Tuesday, November 10, 2009

Espresso, the Myth and the Facts; Part 1

I can’t begin to tell you how many times I have heard people say; “If I had an Espresso I’d be climbing the walls” “Who can stand that much caffeine “ Or “Boy that is strong & bitter”. Well the truth of the matter is a shot of espresso has less caffeine than a cup of coffee. If properly extracted the coffee has a lovely bittersweet after taste more full bodied that a cup of coffee but just as pleasurable. The steam pressure the coffee is extracted under produces a crema created by the coffee oils coming to the surface and standing thick on the top of the drink. Crema is the wonderful tan colored foam that appears on the top of a well-shot espresso. If you pour a little sugar on top of the crema it will stand there before sinking in the liquid. A perfectly drawn shot of espresso has a crema that holds up until the drink is consumed. A shot of espresso is 1 ½ to 2 ounces of pure joy if properly served. Now that we have blown some myths let’s talk “Espresso.

Espresso is not a coffee varietal. It is a blend of coffees. Generally roasted darker than the “American Roast” profile (Think Arnold’s Special Blend) but not so dark that it is burnt, caramelized & bitter. Of course the degree of roast color and the blend varies with the roaster. In the country of origin, Italy, there are several degrees of roast profile and blends. Some are 100% Arabica & some blends use a small percent of very high quality Robusta. Some are very dark (Rome) and some much lighter.

Drawing an espresso is really an art that requires many components. The grind, the tamp, the machine, and the Barista must all be in harmony to draw a shot worth drinking.

Real espresso is a café drink. Most home machines do not have the pressure capacity to produce a good espresso. Nor do home machines have the steam pressure to produce frothed, textured or steamed milk for cappuccino, latte, or mocha. You must be willing to spend between $750 & $2000 to get a real home machine or you are wasting your time and money. I’ll cover espresso machines in another chapter on espresso.
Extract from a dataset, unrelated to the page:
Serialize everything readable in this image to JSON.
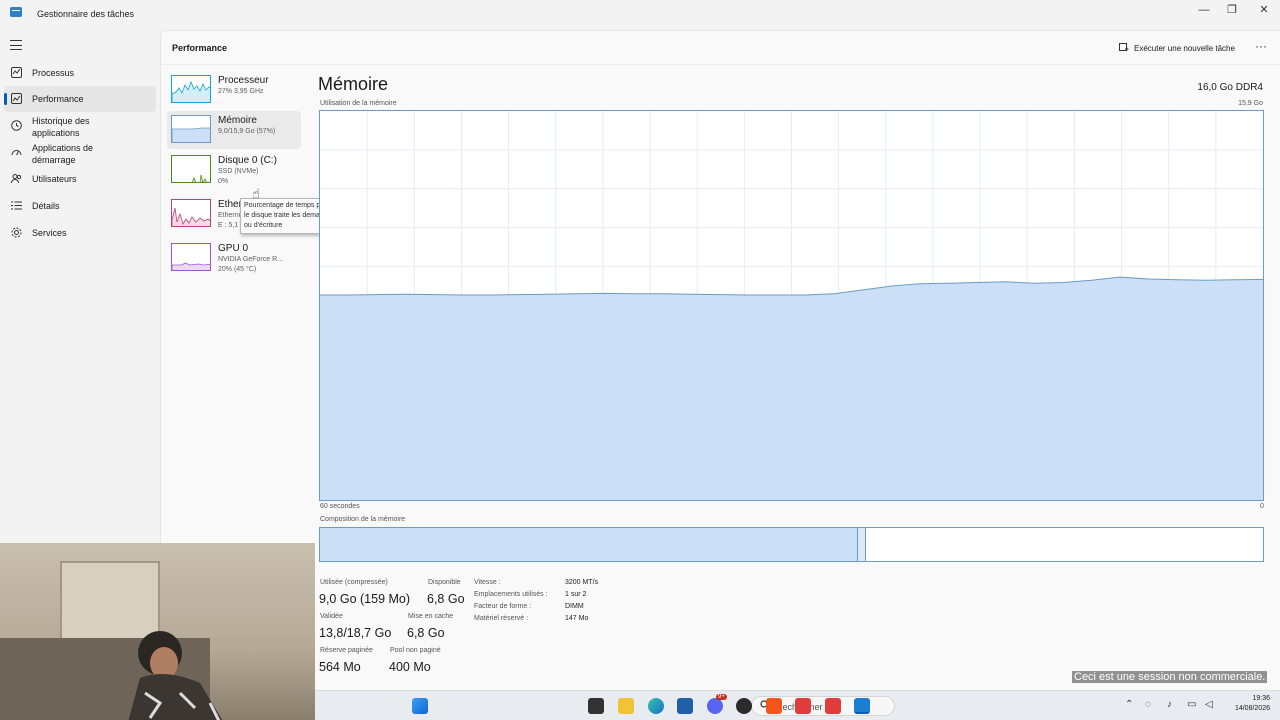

There are almost no coffee shops or restaurants that serve real espresso or espresso based drinks. To do so takes the training & skill of a professional Barista. Everything has to be right. It starts with the coffee, it MUST be fresh, it must be ground properly, it must be tamped properly in the portafilter (30 pounds of pressure), all the elements effect espresso, to much moisture in the air, the air conditioning (heat or cooling turning on and off) the café door opening and closing all can cause the Barista to change the grind dozens of times during his/her shift.
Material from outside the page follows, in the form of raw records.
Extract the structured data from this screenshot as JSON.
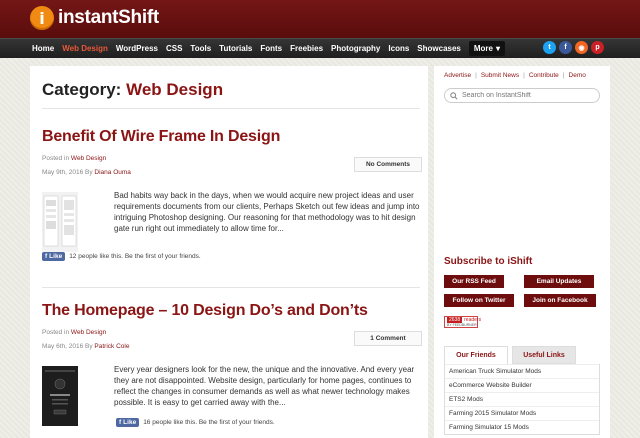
{
  "brand": {
    "logo_mark": "i",
    "name": "instantShift"
  },
  "nav": {
    "items": [
      "Home",
      "Web Design",
      "WordPress",
      "CSS",
      "Tools",
      "Tutorials",
      "Fonts",
      "Freebies",
      "Photography",
      "Icons",
      "Showcases"
    ],
    "active_index": 1,
    "more_label": "More",
    "social": [
      {
        "icon": "twitter-icon",
        "glyph": "t",
        "color": "#1da1f2"
      },
      {
        "icon": "facebook-icon",
        "glyph": "f",
        "color": "#3b5998"
      },
      {
        "icon": "rss-icon",
        "glyph": "◉",
        "color": "#f26522"
      },
      {
        "icon": "pinterest-icon",
        "glyph": "p",
        "color": "#cb2027"
      }
    ]
  },
  "main": {
    "category_prefix": "Category:",
    "category_name": "Web Design",
    "posts": [
      {
        "title": "Benefit Of Wire Frame In Design",
        "posted_in_prefix": "Posted in",
        "category": "Web Design",
        "date": "May 9th, 2016 By",
        "author": "Diana Ouma",
        "comments": "No Comments",
        "excerpt": "Bad habits way back in the days, when we would acquire new project ideas and user requirements documents from our clients, Perhaps Sketch out few ideas and jump into intriguing Photoshop designing. Our reasoning for that methodology was to hit design gate run right out immediately to allow time for...",
        "like_label": "Like",
        "like_text": "12 people like this. Be the first of your friends."
      },
      {
        "title": "The Homepage – 10 Design Do’s and Don’ts",
        "posted_in_prefix": "Posted in",
        "category": "Web Design",
        "date": "May 6th, 2016 By",
        "author": "Patrick Cole",
        "comments": "1 Comment",
        "excerpt": "Every year designers look for the new, the unique and the innovative. And every year they are not disappointed. Website design, particularly for home pages, continues to reflect the changes in consumer demands as well as what newer technology makes possible. It is easy to get carried away with the...",
        "like_label": "Like",
        "like_text": "16 people like this. Be the first of your friends."
      }
    ]
  },
  "sidebar": {
    "top_links": [
      "Advertise",
      "Submit News",
      "Contribute",
      "Demo"
    ],
    "search_placeholder": "Search on InstantShift",
    "subscribe_title": "Subscribe to iShift",
    "subscribe_buttons": [
      "Our RSS Feed",
      "Email Updates",
      "Follow on Twitter",
      "Join on Facebook"
    ],
    "reader_badge": {
      "count": "2638",
      "label": "readers",
      "by": "BY FEEDBURNER"
    },
    "tabs": [
      "Our Friends",
      "Useful Links"
    ],
    "friends": [
      "American Truck Simulator Mods",
      "eCommerce Website Builder",
      "ETS2 Mods",
      "Farming 2015 Simulator Mods",
      "Farming Simulator 15 Mods"
    ]
  }
}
A few of my buddies and I go to Louisville a couple of times a month for lunch and a tour of coffee shops. We are trying to find a good shot of espresso and a drinkable Cappuccino and Latte. Of the dozens of shops we have visited only one served a great drink. Most had no clue. Several were so bad we would have been better off at MacDonald’s or a drink made on an Automatica machine at Starbucks.
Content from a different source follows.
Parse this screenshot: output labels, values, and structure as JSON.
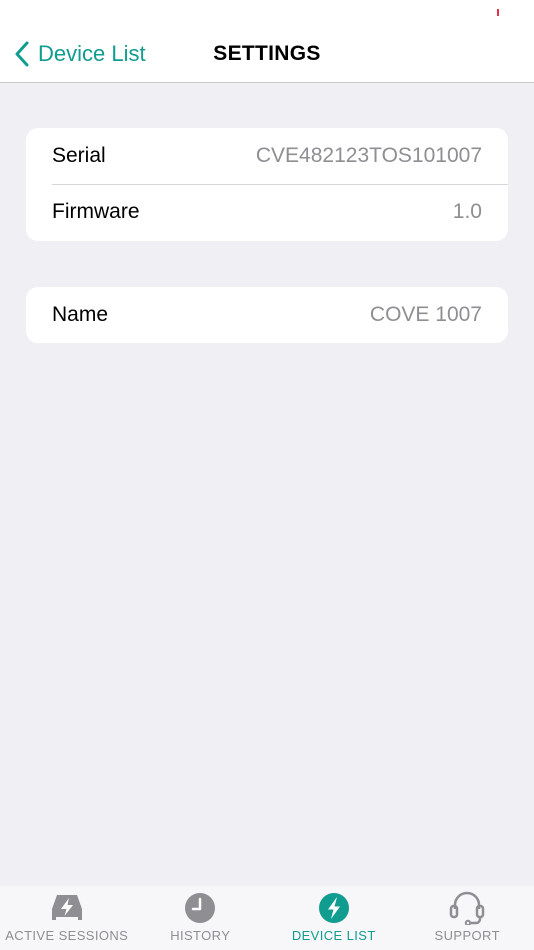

Many shops can’t even produce a great cup of coffee let alone an espresso or espresso based drink. It is a sad state of the coffee drinking world.

More in the next edition. As always I love to hear from you.


1 comment:

BK Helton said...

Hey Arnold! Thanks so much for sharing your knowledge with us all here on your blog. I must say, I am guilty of having thought that espresso had more caffeine than coffee. Of course, I always would begin questioning how that could be when I really thought about it. Thanks for setting me straight. I am eager to read about pressing coffee as that is my preferred way of brewing.